§ **Directions for this task**
Write out the records that follow with every word intact.

§ **Provided information**
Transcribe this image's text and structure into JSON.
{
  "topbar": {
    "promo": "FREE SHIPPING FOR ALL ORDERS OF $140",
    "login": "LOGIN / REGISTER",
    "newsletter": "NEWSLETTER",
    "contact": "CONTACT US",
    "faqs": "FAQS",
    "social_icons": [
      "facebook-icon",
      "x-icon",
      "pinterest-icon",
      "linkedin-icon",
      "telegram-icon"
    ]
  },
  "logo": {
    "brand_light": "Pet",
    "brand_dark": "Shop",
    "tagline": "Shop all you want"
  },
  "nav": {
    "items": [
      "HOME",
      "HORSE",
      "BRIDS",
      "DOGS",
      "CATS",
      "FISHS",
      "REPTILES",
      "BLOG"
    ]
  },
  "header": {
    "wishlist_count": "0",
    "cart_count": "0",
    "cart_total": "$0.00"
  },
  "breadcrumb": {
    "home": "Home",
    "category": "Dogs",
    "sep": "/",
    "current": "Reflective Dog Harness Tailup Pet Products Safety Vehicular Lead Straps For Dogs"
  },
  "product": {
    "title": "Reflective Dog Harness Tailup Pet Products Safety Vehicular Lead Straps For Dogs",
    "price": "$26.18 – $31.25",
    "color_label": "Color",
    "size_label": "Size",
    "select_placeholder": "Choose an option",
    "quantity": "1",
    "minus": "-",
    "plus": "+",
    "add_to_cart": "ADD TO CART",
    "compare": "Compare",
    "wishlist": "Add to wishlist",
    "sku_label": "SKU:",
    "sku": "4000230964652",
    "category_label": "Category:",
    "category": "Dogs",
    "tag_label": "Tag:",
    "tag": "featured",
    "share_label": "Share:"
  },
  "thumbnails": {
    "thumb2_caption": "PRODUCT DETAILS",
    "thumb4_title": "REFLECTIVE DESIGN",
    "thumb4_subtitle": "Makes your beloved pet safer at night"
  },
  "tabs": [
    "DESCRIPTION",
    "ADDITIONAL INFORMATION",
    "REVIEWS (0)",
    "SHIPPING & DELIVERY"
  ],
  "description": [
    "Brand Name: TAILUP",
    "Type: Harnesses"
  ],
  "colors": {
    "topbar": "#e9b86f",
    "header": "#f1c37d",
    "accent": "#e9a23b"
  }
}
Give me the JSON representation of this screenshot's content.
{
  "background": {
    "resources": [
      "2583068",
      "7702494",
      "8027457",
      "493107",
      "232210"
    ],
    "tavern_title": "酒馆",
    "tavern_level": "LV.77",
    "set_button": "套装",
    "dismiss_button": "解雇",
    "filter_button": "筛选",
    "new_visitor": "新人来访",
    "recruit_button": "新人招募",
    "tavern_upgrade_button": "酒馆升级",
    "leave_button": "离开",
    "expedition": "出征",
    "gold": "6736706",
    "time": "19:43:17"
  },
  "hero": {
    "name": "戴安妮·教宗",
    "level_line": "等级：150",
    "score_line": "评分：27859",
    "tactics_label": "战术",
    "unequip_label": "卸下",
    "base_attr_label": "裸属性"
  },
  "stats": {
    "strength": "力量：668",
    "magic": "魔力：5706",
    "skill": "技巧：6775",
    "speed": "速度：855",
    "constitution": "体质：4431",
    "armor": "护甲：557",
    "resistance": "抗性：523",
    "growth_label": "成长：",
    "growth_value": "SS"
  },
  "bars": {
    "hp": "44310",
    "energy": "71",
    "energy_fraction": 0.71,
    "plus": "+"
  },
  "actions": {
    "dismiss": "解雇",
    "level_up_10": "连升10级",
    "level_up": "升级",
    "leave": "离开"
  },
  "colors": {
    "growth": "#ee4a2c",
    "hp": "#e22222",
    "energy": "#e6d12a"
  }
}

§ **Response below**
Transcribe this image's text and structure into JSON.
{
  "topbar": {
    "promo": "FREE SHIPPING FOR ALL ORDERS OF $140",
    "login": "LOGIN / REGISTER",
    "newsletter": "NEWSLETTER",
    "contact": "CONTACT US",
    "faqs": "FAQS",
    "social_icons": [
      "facebook-icon",
      "x-icon",
      "pinterest-icon",
      "linkedin-icon",
      "telegram-icon"
    ]
  },
  "logo": {
    "brand_light": "Pet",
    "brand_dark": "Shop",
    "tagline": "Shop all you want"
  },
  "nav": {
    "items": [
      "HOME",
      "HORSE",
      "BRIDS",
      "DOGS",
      "CATS",
      "FISHS",
      "REPTILES",
      "BLOG"
    ]
  },
  "header": {
    "wishlist_count": "0",
    "cart_count": "0",
    "cart_total": "$0.00"
  },
  "breadcrumb": {
    "home": "Home",
    "category": "Dogs",
    "sep": "/",
    "current": "Reflective Dog Harness Tailup Pet Products Safety Vehicular Lead Straps For Dogs"
  },
  "product": {
    "title": "Reflective Dog Harness Tailup Pet Products Safety Vehicular Lead Straps For Dogs",
    "price": "$26.18 – $31.25",
    "color_label": "Color",
    "size_label": "Size",
    "select_placeholder": "Choose an option",
    "quantity": "1",
    "minus": "-",
    "plus": "+",
    "add_to_cart": "ADD TO CART",
    "compare": "Compare",
    "wishlist": "Add to wishlist",
    "sku_label": "SKU:",
    "sku": "4000230964652",
    "category_label": "Category:",
    "category": "Dogs",
    "tag_label": "Tag:",
    "tag": "featured",
    "share_label": "Share:"
  },
  "thumbnails": {
    "thumb2_caption": "PRODUCT DETAILS",
    "thumb4_title": "REFLECTIVE DESIGN",
    "thumb4_subtitle": "Makes your beloved pet safer at night"
  },
  "tabs": [
    "DESCRIPTION",
    "ADDITIONAL INFORMATION",
    "REVIEWS (0)",
    "SHIPPING & DELIVERY"
  ],
  "description": [
    "Brand Name: TAILUP",
    "Type: Harnesses"
  ],
  "colors": {
    "topbar": "#e9b86f",
    "header": "#f1c37d",
    "accent": "#e9a23b"
  }
}
Give me the JSON representation of this screenshot's content.
{
  "background": {
    "resources": [
      "2583068",
      "7702494",
      "8027457",
      "493107",
      "232210"
    ],
    "tavern_title": "酒馆",
    "tavern_level": "LV.77",
    "set_button": "套装",
    "dismiss_button": "解雇",
    "filter_button": "筛选",
    "new_visitor": "新人来访",
    "recruit_button": "新人招募",
    "tavern_upgrade_button": "酒馆升级",
    "leave_button": "离开",
    "expedition": "出征",
    "gold": "6736706",
    "time": "19:43:17"
  },
  "hero": {
    "name": "戴安妮·教宗",
    "level_line": "等级：150",
    "score_line": "评分：27859",
    "tactics_label": "战术",
    "unequip_label": "卸下",
    "base_attr_label": "裸属性"
  },
  "stats": {
    "strength": "力量：668",
    "magic": "魔力：5706",
    "skill": "技巧：6775",
    "speed": "速度：855",
    "constitution": "体质：4431",
    "armor": "护甲：557",
    "resistance": "抗性：523",
    "growth_label": "成长：",
    "growth_value": "SS"
  },
  "bars": {
    "hp": "44310",
    "energy": "71",
    "energy_fraction": 0.71,
    "plus": "+"
  },
  "actions": {
    "dismiss": "解雇",
    "level_up_10": "连升10级",
    "level_up": "升级",
    "leave": "离开"
  },
  "colors": {
    "growth": "#ee4a2c",
    "hp": "#e22222",
    "energy": "#e6d12a"
  }
}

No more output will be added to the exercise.